Intent on spending a longer time hiking in southwest Mississippi’s Clark Creek Natural Area (within the Tunica hills region) I found the private Tunica Hills Campground just south of the state line in Louisiana. I enjoyed the evening there with my boys. We parked our minivan down near the road and were hauled to the campsite with our gear by the camp host driving a 4-wheel vehicle. This was necessary as the loop road through the campground was quite primitive but it has the benefit of keeping everyone else’s car out of the campground also, making for a quieter experience. The boys especially enjoyed riding on that 4-wheeler. Toilets were port-o-lets and water was a shared faucet several campsites away. So, it’s primitive, but that made for a nice experience.
The next day we packed up camp, hitched a ride to our van on the host’s 4-wheeler, and made the short drive north to Clark Creek. Bring $5 CASH for parking fee collected in the honor box. There is nobody to make change for you and enforcement does occur periodically throughout the day. You’ll receive a ticket if you didn’t fill out an envelope and pay your fee.
Hiking through the hills and exploring the streams and waterfalls is a unique experience for flatlanders from south Louisiana. My boys always have a good time, splashing in the water if weather permits. The place can get crowded (and parking is limited) on beautiful weekend days so arrive early.
I’ve camped at Tickfaw with my sons on one occasion, and returned for day trips to paddle my canoe. Much of the campground area is flood-prone. This isn’t so terrible if you’re in a trailer or camper, but if it’s been raining it isn’t much fun in a tent. Most of the sites have raised sand platforms upon which to pitch your tent for this reason. It is a pretty destination and worth a visit, just don’t go during or following periods of heavy rain. They won’t rent canoes when the Tickfaw River is high, so call ahead if you suspect this might be an issue.

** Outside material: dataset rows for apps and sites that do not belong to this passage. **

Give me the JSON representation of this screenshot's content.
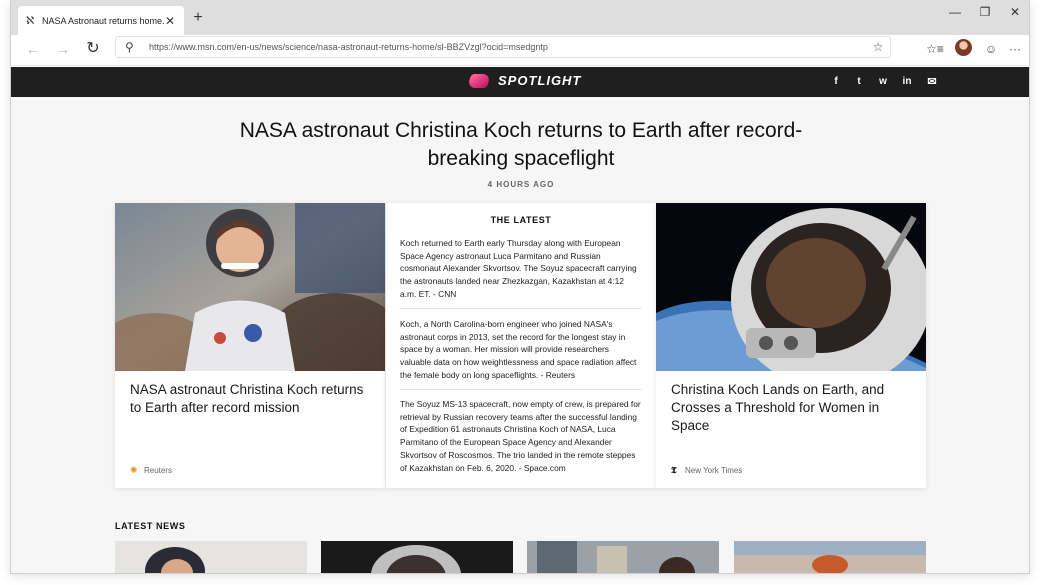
{
  "browser": {
    "tab_title": "NASA Astronaut returns home...",
    "tab_close": "✕",
    "new_tab": "+",
    "url": "https://www.msn.com/en-us/news/science/nasa-astronaut-returns-home/sl-BBZVzgl?ocid=msedgntp",
    "controls": {
      "minimize": "—",
      "restore": "❐",
      "close": "✕"
    }
  },
  "toolbar": {
    "back": "←",
    "forward": "→",
    "refresh": "↻",
    "favorite": "☆",
    "favorites": "☆≡",
    "feedback": "☺",
    "more": "···"
  },
  "spotlight": {
    "brand": "SPOTLIGHT",
    "share": {
      "facebook": "f",
      "twitter": "t",
      "whatsapp": "w",
      "linkedin": "in",
      "email": "✉"
    }
  },
  "article": {
    "headline": "NASA astronaut Christina Koch returns to Earth after record-breaking spaceflight",
    "time_ago": "4 HOURS AGO"
  },
  "cards": [
    {
      "title": "NASA astronaut Christina Koch returns to Earth after record mission",
      "source": "Reuters"
    },
    {
      "title": "Christina Koch Lands on Earth, and Crosses a Threshold for Women in Space",
      "source": "New York Times"
    }
  ],
  "latest": {
    "heading": "THE LATEST",
    "items": [
      "Koch returned to Earth early Thursday along with European Space Agency astronaut Luca Parmitano and Russian cosmonaut Alexander Skvortsov. The Soyuz spacecraft carrying the astronauts landed near Zhezkazgan, Kazakhstan at 4:12 a.m. ET. - CNN",
      "Koch, a North Carolina-born engineer who joined NASA's astronaut corps in 2013, set the record for the longest stay in space by a woman. Her mission will provide researchers valuable data on how weightlessness and space radiation affect the female body on long spaceflights. - Reuters",
      "The Soyuz MS-13 spacecraft, now empty of crew, is prepared for retrieval by Russian recovery teams after the successful landing of Expedition 61 astronauts Christina Koch of NASA, Luca Parmitano of the European Space Agency and Alexander Skvortsov of Roscosmos. The trio landed in the remote steppes of Kazakhstan on Feb. 6, 2020. - Space.com"
    ]
  },
  "latest_news": {
    "heading": "LATEST NEWS"
  }
}
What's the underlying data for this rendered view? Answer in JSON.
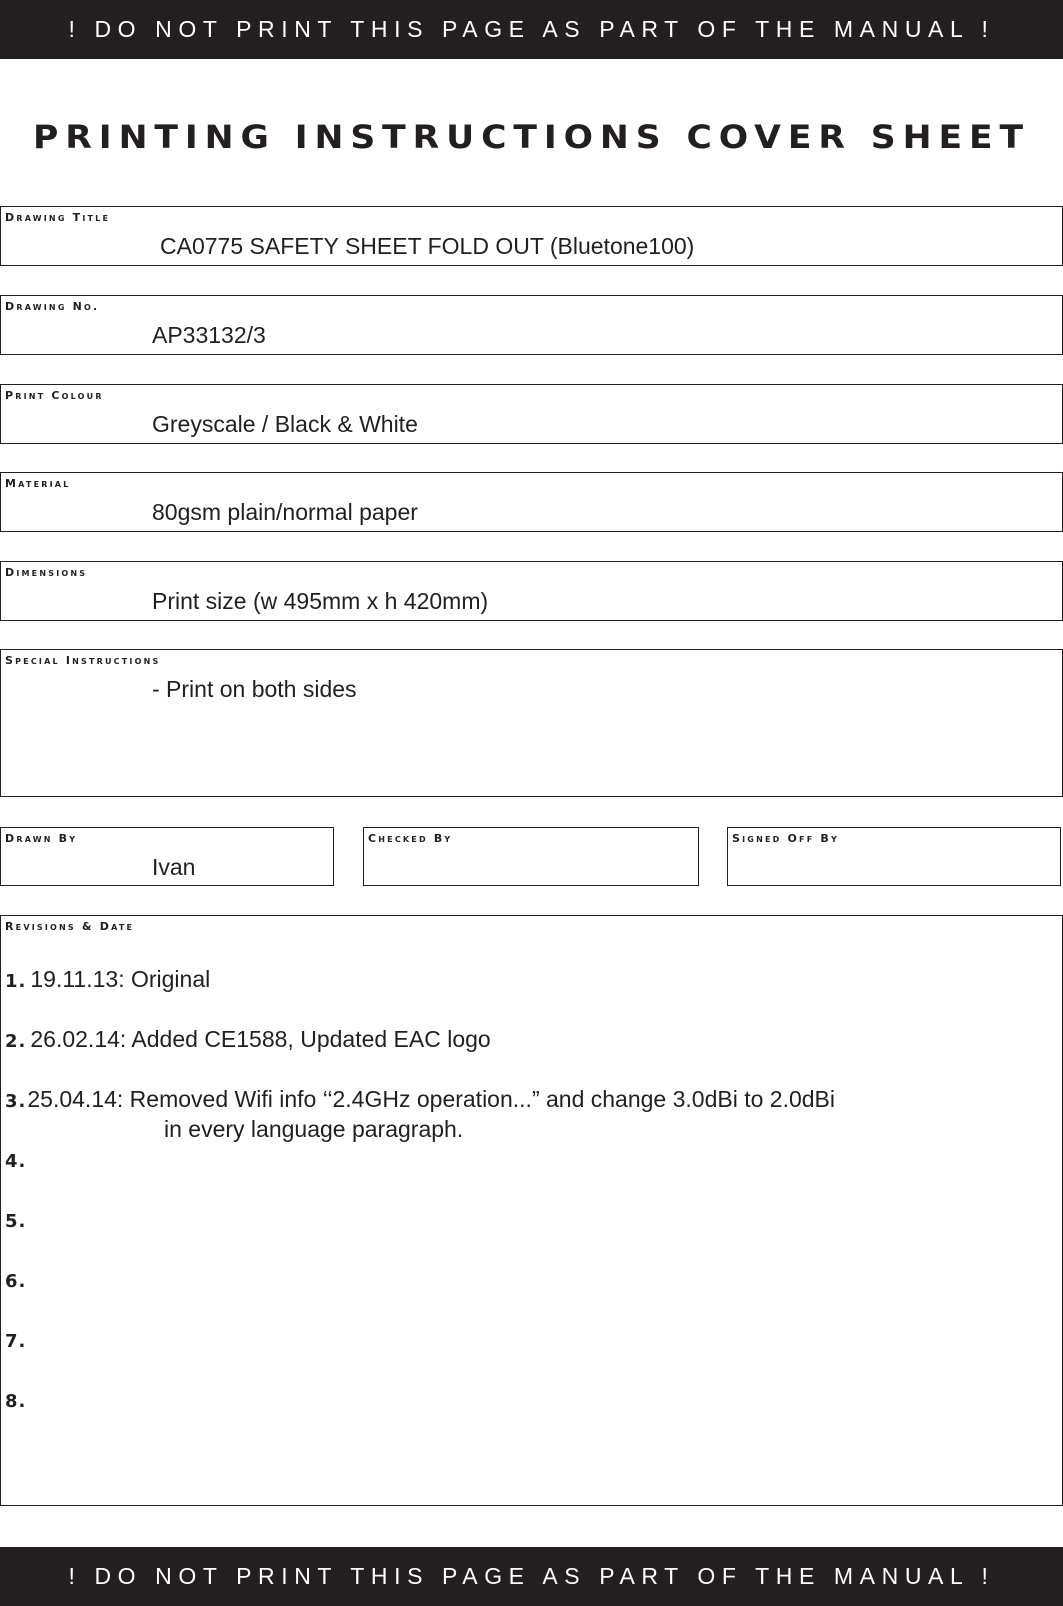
{
  "banner": {
    "top_text": "! DO NOT PRINT THIS PAGE AS PART OF THE MANUAL !",
    "bottom_text": "! DO NOT PRINT THIS PAGE AS PART OF THE MANUAL !"
  },
  "header": {
    "title": "PRINTING INSTRUCTIONS COVER SHEET"
  },
  "fields": {
    "drawing_title": {
      "label": "Drawing Title",
      "value": "CA0775  SAFETY SHEET FOLD OUT (Bluetone100)"
    },
    "drawing_no": {
      "label": "Drawing No.",
      "value": "AP33132/3"
    },
    "print_colour": {
      "label": "Print Colour",
      "value": "Greyscale / Black & White"
    },
    "material": {
      "label": "Material",
      "value": "80gsm plain/normal paper"
    },
    "dimensions": {
      "label": "Dimensions",
      "value": "Print size (w 495mm x h 420mm)"
    },
    "special_instructions": {
      "label": "Special Instructions",
      "value": "- Print on both sides"
    },
    "drawn_by": {
      "label": "Drawn By",
      "value": "Ivan"
    },
    "checked_by": {
      "label": "Checked By",
      "value": ""
    },
    "signed_off_by": {
      "label": "Signed Off By",
      "value": ""
    }
  },
  "revisions": {
    "label": "Revisions & Date",
    "items": [
      {
        "num": "1.",
        "text": "19.11.13:  Original",
        "continuation": ""
      },
      {
        "num": "2.",
        "text": "26.02.14:  Added CE1588, Updated EAC logo",
        "continuation": ""
      },
      {
        "num": "3.",
        "text": "25.04.14:  Removed Wifi info ‘‘2.4GHz operation...” and change 3.0dBi to 2.0dBi",
        "continuation": "in every language paragraph."
      },
      {
        "num": "4.",
        "text": "",
        "continuation": ""
      },
      {
        "num": "5.",
        "text": "",
        "continuation": ""
      },
      {
        "num": "6.",
        "text": "",
        "continuation": ""
      },
      {
        "num": "7.",
        "text": "",
        "continuation": ""
      },
      {
        "num": "8.",
        "text": "",
        "continuation": ""
      }
    ]
  },
  "colors": {
    "banner_bg": "#231f20",
    "banner_text": "#ffffff",
    "ink": "#231f20"
  }
}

I’ve only camped at Bogue Chitto once and that was a solo visit where my primary intent was stargazing with my telescope. I sought out the most remote site I could find in the primitive camp area and for most of the afternoon had the place to myself as I paddled my canoe in an adjacent pond. Eventually, a camper trailer pulled in across the circle which would have been fine if they didn’t put up a string of white lights all around their campsite. This adversely affected my night sky observations. Just bad luck I suppose.
I did go walk along the river but did not arrange with the concessionaire to shuttle me and my canoe to/from put-in and take-out points.
Fontainebleau is located on the north shore of Lake Pontchartrain and is a beautiful and historic property having ruins of a sugar mill, a pier in the lake, bike trails and more. The campground is large and when we went on an overnight adventure with the church youth group it was noisy and tiring. The noise wasn’t necessarily from our group but from the campground as a whole. Many groups stayed awake late into the night talking, playing games and playing music.
I suppose the plain truth is that while I like camping, I dislike one-night trips because you spend too much of your time setting up or cleaning up and not enough time just relaxing and exploring. My positive impressions of Fontainebleau are based also on several daytrips spent simply walking around the historic features of the park or wading into the lake at the beach area. This year I plan to return with my canoe and paddle Cane Bayou which forms the east boundary of the bark.
See also my south Mississippi Camping post describing tent camping adventures at several campgrounds in southern Mississippi.